• Work required: Print the listing below once more, unchanged.

• Extracted data:
________

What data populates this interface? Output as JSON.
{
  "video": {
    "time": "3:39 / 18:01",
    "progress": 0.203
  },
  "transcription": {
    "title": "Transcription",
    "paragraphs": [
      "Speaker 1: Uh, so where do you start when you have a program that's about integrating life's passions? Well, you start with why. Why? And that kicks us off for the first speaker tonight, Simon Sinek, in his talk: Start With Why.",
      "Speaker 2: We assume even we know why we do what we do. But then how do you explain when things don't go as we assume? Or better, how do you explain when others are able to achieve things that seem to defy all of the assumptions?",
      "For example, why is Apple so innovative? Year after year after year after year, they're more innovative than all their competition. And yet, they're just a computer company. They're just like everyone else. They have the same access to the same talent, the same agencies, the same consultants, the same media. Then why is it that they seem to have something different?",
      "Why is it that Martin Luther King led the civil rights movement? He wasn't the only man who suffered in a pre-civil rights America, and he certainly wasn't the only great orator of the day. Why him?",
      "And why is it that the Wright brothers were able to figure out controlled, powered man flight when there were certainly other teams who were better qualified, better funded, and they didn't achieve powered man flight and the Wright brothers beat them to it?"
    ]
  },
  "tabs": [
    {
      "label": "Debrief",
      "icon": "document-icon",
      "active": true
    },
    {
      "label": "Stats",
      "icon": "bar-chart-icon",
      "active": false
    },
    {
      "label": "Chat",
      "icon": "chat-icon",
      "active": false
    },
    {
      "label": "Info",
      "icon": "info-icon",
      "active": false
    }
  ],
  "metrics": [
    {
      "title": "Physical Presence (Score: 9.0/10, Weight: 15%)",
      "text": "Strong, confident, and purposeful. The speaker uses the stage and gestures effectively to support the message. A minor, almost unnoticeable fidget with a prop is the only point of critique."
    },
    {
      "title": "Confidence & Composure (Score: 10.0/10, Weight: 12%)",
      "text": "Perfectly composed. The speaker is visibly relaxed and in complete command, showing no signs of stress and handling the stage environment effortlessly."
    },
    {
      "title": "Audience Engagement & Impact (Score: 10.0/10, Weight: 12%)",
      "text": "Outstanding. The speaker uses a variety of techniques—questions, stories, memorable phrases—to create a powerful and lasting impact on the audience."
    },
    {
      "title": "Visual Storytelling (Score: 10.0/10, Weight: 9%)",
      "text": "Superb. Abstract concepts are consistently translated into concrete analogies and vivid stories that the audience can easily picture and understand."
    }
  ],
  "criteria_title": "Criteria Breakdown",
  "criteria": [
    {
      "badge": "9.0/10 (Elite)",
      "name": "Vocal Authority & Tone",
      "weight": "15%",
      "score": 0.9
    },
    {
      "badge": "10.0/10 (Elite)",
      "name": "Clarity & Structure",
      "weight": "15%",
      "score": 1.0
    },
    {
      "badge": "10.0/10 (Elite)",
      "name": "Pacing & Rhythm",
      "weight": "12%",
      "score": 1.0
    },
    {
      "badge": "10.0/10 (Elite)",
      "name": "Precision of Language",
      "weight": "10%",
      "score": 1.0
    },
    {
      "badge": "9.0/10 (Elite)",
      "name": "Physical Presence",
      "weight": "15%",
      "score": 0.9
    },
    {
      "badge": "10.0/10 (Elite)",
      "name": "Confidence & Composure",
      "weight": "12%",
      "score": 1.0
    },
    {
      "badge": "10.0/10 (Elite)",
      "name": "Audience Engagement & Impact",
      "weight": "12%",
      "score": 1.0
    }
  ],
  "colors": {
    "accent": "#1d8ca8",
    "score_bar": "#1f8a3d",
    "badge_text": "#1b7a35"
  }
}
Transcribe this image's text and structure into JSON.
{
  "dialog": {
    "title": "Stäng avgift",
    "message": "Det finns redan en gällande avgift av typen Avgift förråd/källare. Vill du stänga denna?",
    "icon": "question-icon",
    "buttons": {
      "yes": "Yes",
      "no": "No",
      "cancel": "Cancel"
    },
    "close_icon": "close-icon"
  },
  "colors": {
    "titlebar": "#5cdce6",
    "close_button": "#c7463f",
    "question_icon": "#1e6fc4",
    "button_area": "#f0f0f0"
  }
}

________

• Your solution:
What data populates this interface? Output as JSON.
{
  "video": {
    "time": "3:39 / 18:01",
    "progress": 0.203
  },
  "transcription": {
    "title": "Transcription",
    "paragraphs": [
      "Speaker 1: Uh, so where do you start when you have a program that's about integrating life's passions? Well, you start with why. Why? And that kicks us off for the first speaker tonight, Simon Sinek, in his talk: Start With Why.",
      "Speaker 2: We assume even we know why we do what we do. But then how do you explain when things don't go as we assume? Or better, how do you explain when others are able to achieve things that seem to defy all of the assumptions?",
      "For example, why is Apple so innovative? Year after year after year after year, they're more innovative than all their competition. And yet, they're just a computer company. They're just like everyone else. They have the same access to the same talent, the same agencies, the same consultants, the same media. Then why is it that they seem to have something different?",
      "Why is it that Martin Luther King led the civil rights movement? He wasn't the only man who suffered in a pre-civil rights America, and he certainly wasn't the only great orator of the day. Why him?",
      "And why is it that the Wright brothers were able to figure out controlled, powered man flight when there were certainly other teams who were better qualified, better funded, and they didn't achieve powered man flight and the Wright brothers beat them to it?"
    ]
  },
  "tabs": [
    {
      "label": "Debrief",
      "icon": "document-icon",
      "active": true
    },
    {
      "label": "Stats",
      "icon": "bar-chart-icon",
      "active": false
    },
    {
      "label": "Chat",
      "icon": "chat-icon",
      "active": false
    },
    {
      "label": "Info",
      "icon": "info-icon",
      "active": false
    }
  ],
  "metrics": [
    {
      "title": "Physical Presence (Score: 9.0/10, Weight: 15%)",
      "text": "Strong, confident, and purposeful. The speaker uses the stage and gestures effectively to support the message. A minor, almost unnoticeable fidget with a prop is the only point of critique."
    },
    {
      "title": "Confidence & Composure (Score: 10.0/10, Weight: 12%)",
      "text": "Perfectly composed. The speaker is visibly relaxed and in complete command, showing no signs of stress and handling the stage environment effortlessly."
    },
    {
      "title": "Audience Engagement & Impact (Score: 10.0/10, Weight: 12%)",
      "text": "Outstanding. The speaker uses a variety of techniques—questions, stories, memorable phrases—to create a powerful and lasting impact on the audience."
    },
    {
      "title": "Visual Storytelling (Score: 10.0/10, Weight: 9%)",
      "text": "Superb. Abstract concepts are consistently translated into concrete analogies and vivid stories that the audience can easily picture and understand."
    }
  ],
  "criteria_title": "Criteria Breakdown",
  "criteria": [
    {
      "badge": "9.0/10 (Elite)",
      "name": "Vocal Authority & Tone",
      "weight": "15%",
      "score": 0.9
    },
    {
      "badge": "10.0/10 (Elite)",
      "name": "Clarity & Structure",
      "weight": "15%",
      "score": 1.0
    },
    {
      "badge": "10.0/10 (Elite)",
      "name": "Pacing & Rhythm",
      "weight": "12%",
      "score": 1.0
    },
    {
      "badge": "10.0/10 (Elite)",
      "name": "Precision of Language",
      "weight": "10%",
      "score": 1.0
    },
    {
      "badge": "9.0/10 (Elite)",
      "name": "Physical Presence",
      "weight": "15%",
      "score": 0.9
    },
    {
      "badge": "10.0/10 (Elite)",
      "name": "Confidence & Composure",
      "weight": "12%",
      "score": 1.0
    },
    {
      "badge": "10.0/10 (Elite)",
      "name": "Audience Engagement & Impact",
      "weight": "12%",
      "score": 1.0
    }
  ],
  "colors": {
    "accent": "#1d8ca8",
    "score_bar": "#1f8a3d",
    "badge_text": "#1b7a35"
  }
}
Transcribe this image's text and structure into JSON.
{
  "dialog": {
    "title": "Stäng avgift",
    "message": "Det finns redan en gällande avgift av typen Avgift förråd/källare. Vill du stänga denna?",
    "icon": "question-icon",
    "buttons": {
      "yes": "Yes",
      "no": "No",
      "cancel": "Cancel"
    },
    "close_icon": "close-icon"
  },
  "colors": {
    "titlebar": "#5cdce6",
    "close_button": "#c7463f",
    "question_icon": "#1e6fc4",
    "button_area": "#f0f0f0"
  }
}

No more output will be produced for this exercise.